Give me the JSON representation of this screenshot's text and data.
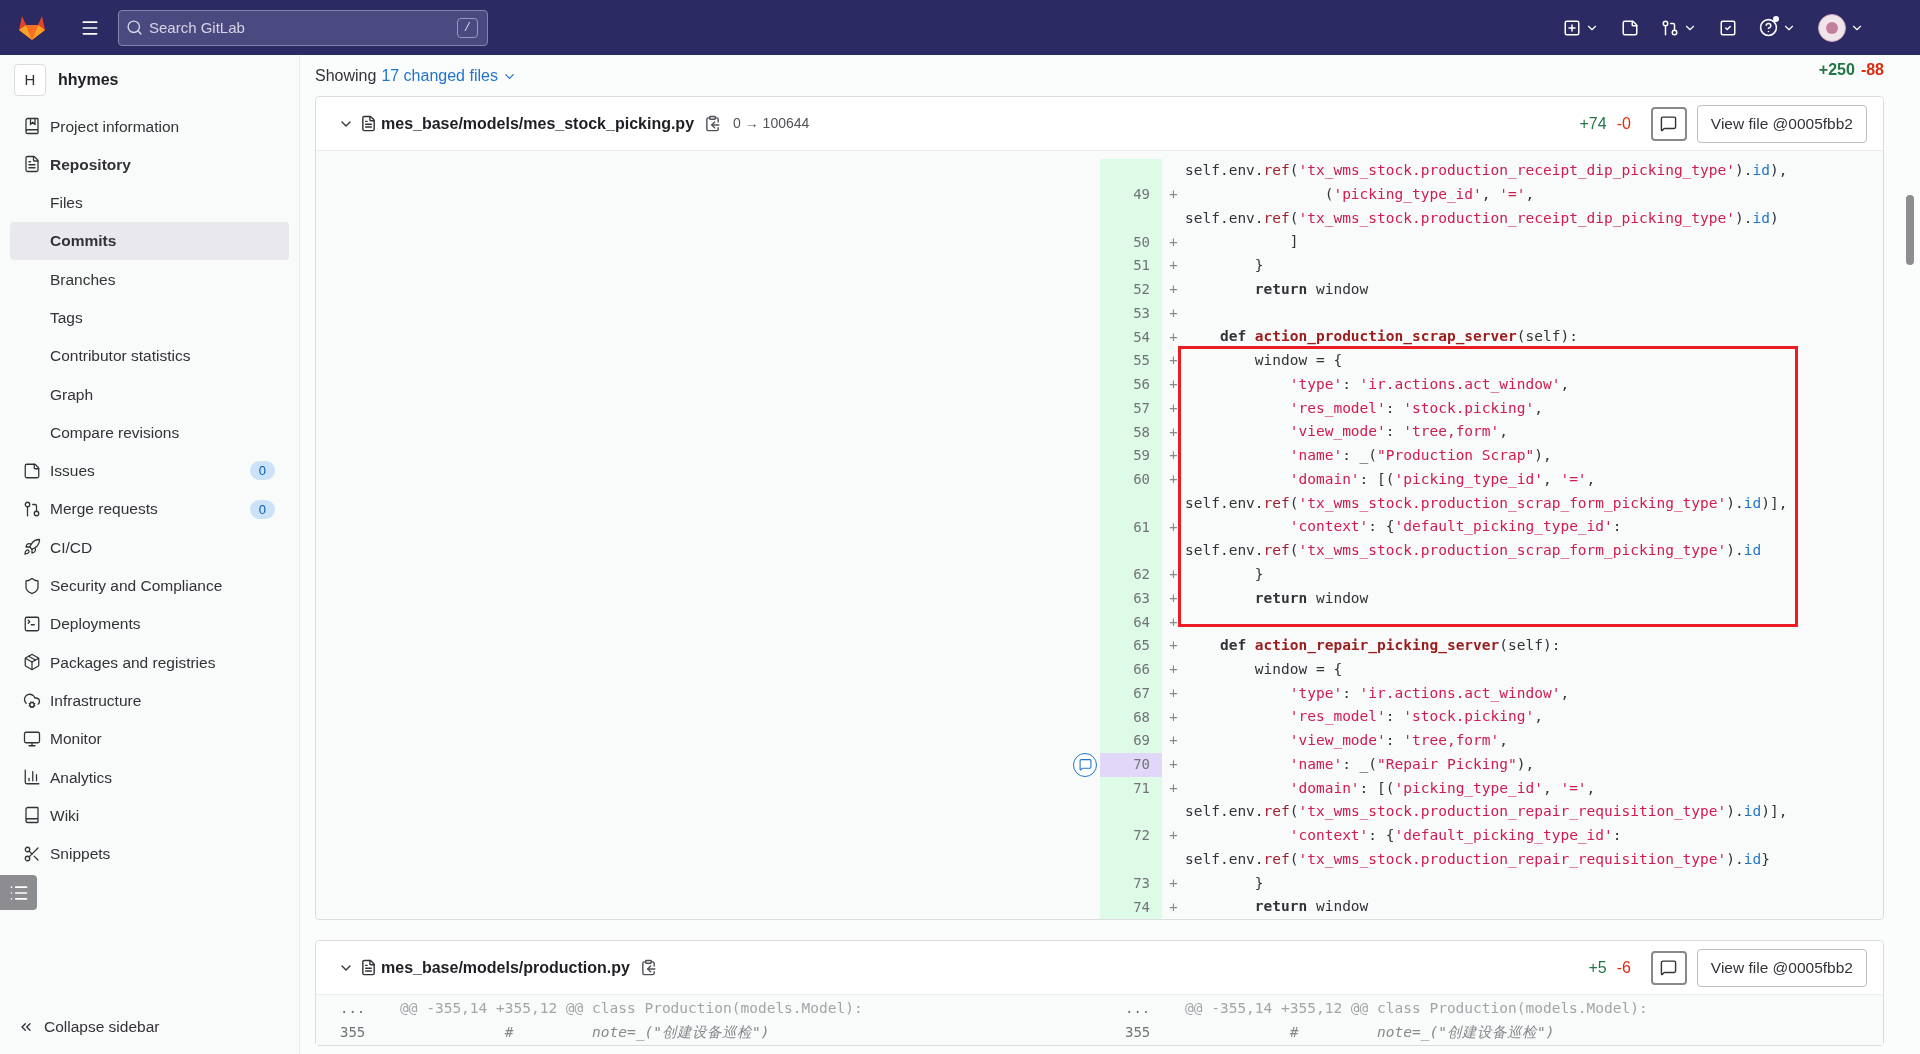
{
  "topbar": {
    "search": {
      "placeholder": "Search GitLab",
      "shortcut": "/"
    }
  },
  "sidebar": {
    "project": {
      "initial": "H",
      "name": "hhymes"
    },
    "items": [
      {
        "label": "Project information",
        "selected": false,
        "expanded": false
      },
      {
        "label": "Repository",
        "selected": false,
        "expanded": true,
        "children": [
          {
            "label": "Files",
            "selected": false
          },
          {
            "label": "Commits",
            "selected": true
          },
          {
            "label": "Branches",
            "selected": false
          },
          {
            "label": "Tags",
            "selected": false
          },
          {
            "label": "Contributor statistics",
            "selected": false
          },
          {
            "label": "Graph",
            "selected": false
          },
          {
            "label": "Compare revisions",
            "selected": false
          }
        ]
      },
      {
        "label": "Issues",
        "selected": false,
        "expanded": false,
        "count": "0"
      },
      {
        "label": "Merge requests",
        "selected": false,
        "expanded": false,
        "count": "0"
      },
      {
        "label": "CI/CD",
        "selected": false,
        "expanded": false
      },
      {
        "label": "Security and Compliance",
        "selected": false,
        "expanded": false
      },
      {
        "label": "Deployments",
        "selected": false,
        "expanded": false
      },
      {
        "label": "Packages and registries",
        "selected": false,
        "expanded": false
      },
      {
        "label": "Infrastructure",
        "selected": false,
        "expanded": false
      },
      {
        "label": "Monitor",
        "selected": false,
        "expanded": false
      },
      {
        "label": "Analytics",
        "selected": false,
        "expanded": false
      },
      {
        "label": "Wiki",
        "selected": false,
        "expanded": false
      },
      {
        "label": "Snippets",
        "selected": false,
        "expanded": false
      }
    ],
    "collapse": "Collapse sidebar"
  },
  "summary": {
    "prefix": "Showing",
    "link": "17 changed files",
    "added": "+250",
    "removed": "-88"
  },
  "files": [
    {
      "path": "mes_base/models/mes_stock_picking.py",
      "mode": "0 → 100644",
      "added": "+74",
      "removed": "-0",
      "view_button": "View file @0005fbb2",
      "kind": "inline",
      "rows": [
        {
          "highlighted": false,
          "tokens": [
            {
              "kind": "plain",
              "text": "self.env."
            },
            {
              "kind": "ref",
              "text": "ref"
            },
            {
              "kind": "plain",
              "text": "("
            },
            {
              "kind": "string",
              "text": "'tx_wms_stock.production_receipt_dip_picking_type'"
            },
            {
              "kind": "plain",
              "text": ")."
            },
            {
              "kind": "attr",
              "text": "id"
            },
            {
              "kind": "plain",
              "text": "),"
            }
          ]
        },
        {
          "number": "49",
          "sign": "+",
          "highlighted": false,
          "tokens": [
            {
              "kind": "plain",
              "text": "                ("
            },
            {
              "kind": "string",
              "text": "'picking_type_id'"
            },
            {
              "kind": "plain",
              "text": ", "
            },
            {
              "kind": "string",
              "text": "'='"
            },
            {
              "kind": "plain",
              "text": ","
            }
          ]
        },
        {
          "highlighted": false,
          "tokens": [
            {
              "kind": "plain",
              "text": "self.env."
            },
            {
              "kind": "ref",
              "text": "ref"
            },
            {
              "kind": "plain",
              "text": "("
            },
            {
              "kind": "string",
              "text": "'tx_wms_stock.production_receipt_dip_picking_type'"
            },
            {
              "kind": "plain",
              "text": ")."
            },
            {
              "kind": "attr",
              "text": "id"
            },
            {
              "kind": "plain",
              "text": ")"
            }
          ]
        },
        {
          "number": "50",
          "sign": "+",
          "highlighted": false,
          "tokens": [
            {
              "kind": "plain",
              "text": "            ]"
            }
          ]
        },
        {
          "number": "51",
          "sign": "+",
          "highlighted": false,
          "tokens": [
            {
              "kind": "plain",
              "text": "        }"
            }
          ]
        },
        {
          "number": "52",
          "sign": "+",
          "highlighted": false,
          "tokens": [
            {
              "kind": "keyword",
              "text": "        return"
            },
            {
              "kind": "plain",
              "text": " window"
            }
          ]
        },
        {
          "number": "53",
          "sign": "+",
          "highlighted": false,
          "tokens": []
        },
        {
          "number": "54",
          "sign": "+",
          "highlighted": false,
          "tokens": [
            {
              "kind": "keyword",
              "text": "    def "
            },
            {
              "kind": "function",
              "text": "action_production_scrap_server"
            },
            {
              "kind": "plain",
              "text": "(self):"
            }
          ]
        },
        {
          "number": "55",
          "sign": "+",
          "highlighted": false,
          "tokens": [
            {
              "kind": "plain",
              "text": "        window = {"
            }
          ]
        },
        {
          "number": "56",
          "sign": "+",
          "highlighted": false,
          "tokens": [
            {
              "kind": "string",
              "text": "            'type'"
            },
            {
              "kind": "plain",
              "text": ": "
            },
            {
              "kind": "string",
              "text": "'ir.actions.act_window'"
            },
            {
              "kind": "plain",
              "text": ","
            }
          ]
        },
        {
          "number": "57",
          "sign": "+",
          "highlighted": false,
          "tokens": [
            {
              "kind": "string",
              "text": "            'res_model'"
            },
            {
              "kind": "plain",
              "text": ": "
            },
            {
              "kind": "string",
              "text": "'stock.picking'"
            },
            {
              "kind": "plain",
              "text": ","
            }
          ]
        },
        {
          "number": "58",
          "sign": "+",
          "highlighted": false,
          "tokens": [
            {
              "kind": "string",
              "text": "            'view_mode'"
            },
            {
              "kind": "plain",
              "text": ": "
            },
            {
              "kind": "string",
              "text": "'tree,form'"
            },
            {
              "kind": "plain",
              "text": ","
            }
          ]
        },
        {
          "number": "59",
          "sign": "+",
          "highlighted": false,
          "tokens": [
            {
              "kind": "string",
              "text": "            'name'"
            },
            {
              "kind": "plain",
              "text": ": _("
            },
            {
              "kind": "string",
              "text": "\"Production Scrap\""
            },
            {
              "kind": "plain",
              "text": "),"
            }
          ]
        },
        {
          "number": "60",
          "sign": "+",
          "highlighted": false,
          "tokens": [
            {
              "kind": "string",
              "text": "            'domain'"
            },
            {
              "kind": "plain",
              "text": ": [("
            },
            {
              "kind": "string",
              "text": "'picking_type_id'"
            },
            {
              "kind": "plain",
              "text": ", "
            },
            {
              "kind": "string",
              "text": "'='"
            },
            {
              "kind": "plain",
              "text": ","
            }
          ]
        },
        {
          "highlighted": false,
          "tokens": [
            {
              "kind": "plain",
              "text": "self.env."
            },
            {
              "kind": "ref",
              "text": "ref"
            },
            {
              "kind": "plain",
              "text": "("
            },
            {
              "kind": "string",
              "text": "'tx_wms_stock.production_scrap_form_picking_type'"
            },
            {
              "kind": "plain",
              "text": ")."
            },
            {
              "kind": "attr",
              "text": "id"
            },
            {
              "kind": "plain",
              "text": ")],"
            }
          ]
        },
        {
          "number": "61",
          "sign": "+",
          "highlighted": false,
          "tokens": [
            {
              "kind": "string",
              "text": "            'context'"
            },
            {
              "kind": "plain",
              "text": ": {"
            },
            {
              "kind": "string",
              "text": "'default_picking_type_id'"
            },
            {
              "kind": "plain",
              "text": ":"
            }
          ]
        },
        {
          "highlighted": false,
          "tokens": [
            {
              "kind": "plain",
              "text": "self.env."
            },
            {
              "kind": "ref",
              "text": "ref"
            },
            {
              "kind": "plain",
              "text": "("
            },
            {
              "kind": "string",
              "text": "'tx_wms_stock.production_scrap_form_picking_type'"
            },
            {
              "kind": "plain",
              "text": ")."
            },
            {
              "kind": "attr",
              "text": "id"
            }
          ]
        },
        {
          "number": "62",
          "sign": "+",
          "highlighted": false,
          "tokens": [
            {
              "kind": "plain",
              "text": "        }"
            }
          ]
        },
        {
          "number": "63",
          "sign": "+",
          "highlighted": false,
          "tokens": [
            {
              "kind": "keyword",
              "text": "        return"
            },
            {
              "kind": "plain",
              "text": " window"
            }
          ]
        },
        {
          "number": "64",
          "sign": "+",
          "highlighted": false,
          "tokens": []
        },
        {
          "number": "65",
          "sign": "+",
          "highlighted": false,
          "tokens": [
            {
              "kind": "keyword",
              "text": "    def "
            },
            {
              "kind": "function",
              "text": "action_repair_picking_server"
            },
            {
              "kind": "plain",
              "text": "(self):"
            }
          ]
        },
        {
          "number": "66",
          "sign": "+",
          "highlighted": false,
          "tokens": [
            {
              "kind": "plain",
              "text": "        window = {"
            }
          ]
        },
        {
          "number": "67",
          "sign": "+",
          "highlighted": false,
          "tokens": [
            {
              "kind": "string",
              "text": "            'type'"
            },
            {
              "kind": "plain",
              "text": ": "
            },
            {
              "kind": "string",
              "text": "'ir.actions.act_window'"
            },
            {
              "kind": "plain",
              "text": ","
            }
          ]
        },
        {
          "number": "68",
          "sign": "+",
          "highlighted": false,
          "tokens": [
            {
              "kind": "string",
              "text": "            'res_model'"
            },
            {
              "kind": "plain",
              "text": ": "
            },
            {
              "kind": "string",
              "text": "'stock.picking'"
            },
            {
              "kind": "plain",
              "text": ","
            }
          ]
        },
        {
          "number": "69",
          "sign": "+",
          "highlighted": false,
          "tokens": [
            {
              "kind": "string",
              "text": "            'view_mode'"
            },
            {
              "kind": "plain",
              "text": ": "
            },
            {
              "kind": "string",
              "text": "'tree,form'"
            },
            {
              "kind": "plain",
              "text": ","
            }
          ]
        },
        {
          "number": "70",
          "sign": "+",
          "highlighted": true,
          "tokens": [
            {
              "kind": "string",
              "text": "            'name'"
            },
            {
              "kind": "plain",
              "text": ": _("
            },
            {
              "kind": "string",
              "text": "\"Repair Picking\""
            },
            {
              "kind": "plain",
              "text": "),"
            }
          ]
        },
        {
          "number": "71",
          "sign": "+",
          "highlighted": false,
          "tokens": [
            {
              "kind": "string",
              "text": "            'domain'"
            },
            {
              "kind": "plain",
              "text": ": [("
            },
            {
              "kind": "string",
              "text": "'picking_type_id'"
            },
            {
              "kind": "plain",
              "text": ", "
            },
            {
              "kind": "string",
              "text": "'='"
            },
            {
              "kind": "plain",
              "text": ","
            }
          ]
        },
        {
          "highlighted": false,
          "tokens": [
            {
              "kind": "plain",
              "text": "self.env."
            },
            {
              "kind": "ref",
              "text": "ref"
            },
            {
              "kind": "plain",
              "text": "("
            },
            {
              "kind": "string",
              "text": "'tx_wms_stock.production_repair_requisition_type'"
            },
            {
              "kind": "plain",
              "text": ")."
            },
            {
              "kind": "attr",
              "text": "id"
            },
            {
              "kind": "plain",
              "text": ")],"
            }
          ]
        },
        {
          "number": "72",
          "sign": "+",
          "highlighted": false,
          "tokens": [
            {
              "kind": "string",
              "text": "            'context'"
            },
            {
              "kind": "plain",
              "text": ": {"
            },
            {
              "kind": "string",
              "text": "'default_picking_type_id'"
            },
            {
              "kind": "plain",
              "text": ":"
            }
          ]
        },
        {
          "highlighted": false,
          "tokens": [
            {
              "kind": "plain",
              "text": "self.env."
            },
            {
              "kind": "ref",
              "text": "ref"
            },
            {
              "kind": "plain",
              "text": "("
            },
            {
              "kind": "string",
              "text": "'tx_wms_stock.production_repair_requisition_type'"
            },
            {
              "kind": "plain",
              "text": ")."
            },
            {
              "kind": "attr",
              "text": "id"
            },
            {
              "kind": "plain",
              "text": "}"
            }
          ]
        },
        {
          "number": "73",
          "sign": "+",
          "highlighted": false,
          "tokens": [
            {
              "kind": "plain",
              "text": "        }"
            }
          ]
        },
        {
          "number": "74",
          "sign": "+",
          "highlighted": false,
          "tokens": [
            {
              "kind": "keyword",
              "text": "        return"
            },
            {
              "kind": "plain",
              "text": " window"
            }
          ]
        }
      ]
    },
    {
      "path": "mes_base/models/production.py",
      "added": "+5",
      "removed": "-6",
      "view_button": "View file @0005fbb2",
      "kind": "parallel",
      "rows": [
        {
          "left": {
            "number": "...",
            "tokens": [
              {
                "kind": "meta",
                "text": "@@ -355,14 +355,12 @@ class Production(models.Model):"
              }
            ]
          },
          "right": {
            "number": "...",
            "tokens": [
              {
                "kind": "meta",
                "text": "@@ -355,14 +355,12 @@ class Production(models.Model):"
              }
            ]
          }
        },
        {
          "left": {
            "number": "355",
            "tokens": [
              {
                "kind": "comment",
                "text": "            #         "
              },
              {
                "kind": "doc",
                "text": "note=_(\"创建设备巡检\")"
              }
            ]
          },
          "right": {
            "number": "355",
            "tokens": [
              {
                "kind": "comment",
                "text": "            #         "
              },
              {
                "kind": "doc",
                "text": "note=_(\"创建设备巡检\")"
              }
            ]
          }
        }
      ]
    }
  ]
}
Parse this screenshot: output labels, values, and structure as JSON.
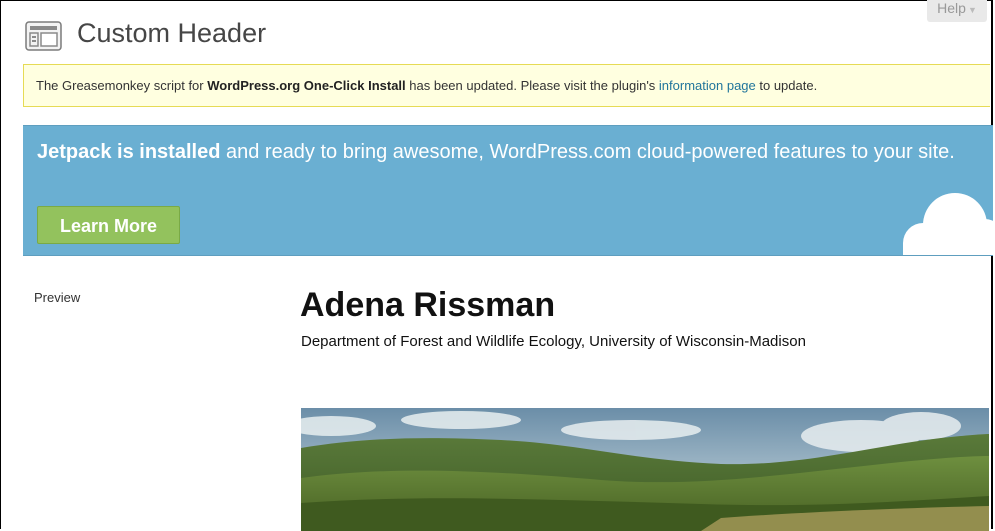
{
  "page": {
    "title": "Custom Header",
    "help_label": "Help",
    "help_caret": "▼"
  },
  "notice": {
    "text_before": "The Greasemonkey script for ",
    "plugin_name": "WordPress.org One-Click Install",
    "text_middle": " has been updated. Please visit the plugin's ",
    "link_text": "information page",
    "text_after": " to update."
  },
  "jetpack": {
    "headline_bold": "Jetpack is installed",
    "headline_rest": " and ready to bring awesome, WordPress.com cloud-powered features to your site.",
    "button_label": "Learn More"
  },
  "preview": {
    "label": "Preview",
    "site_title": "Adena Rissman",
    "site_description": "Department of Forest and Wildlife Ecology, University of Wisconsin-Madison"
  },
  "colors": {
    "jetpack_bg": "#6aafd2",
    "learn_more_bg": "#93c25d",
    "notice_bg": "#ffffe0",
    "link": "#21759b"
  }
}
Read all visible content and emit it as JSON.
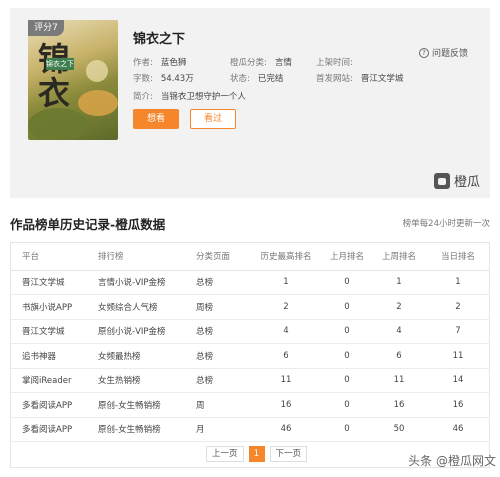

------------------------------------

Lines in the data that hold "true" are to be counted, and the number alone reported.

3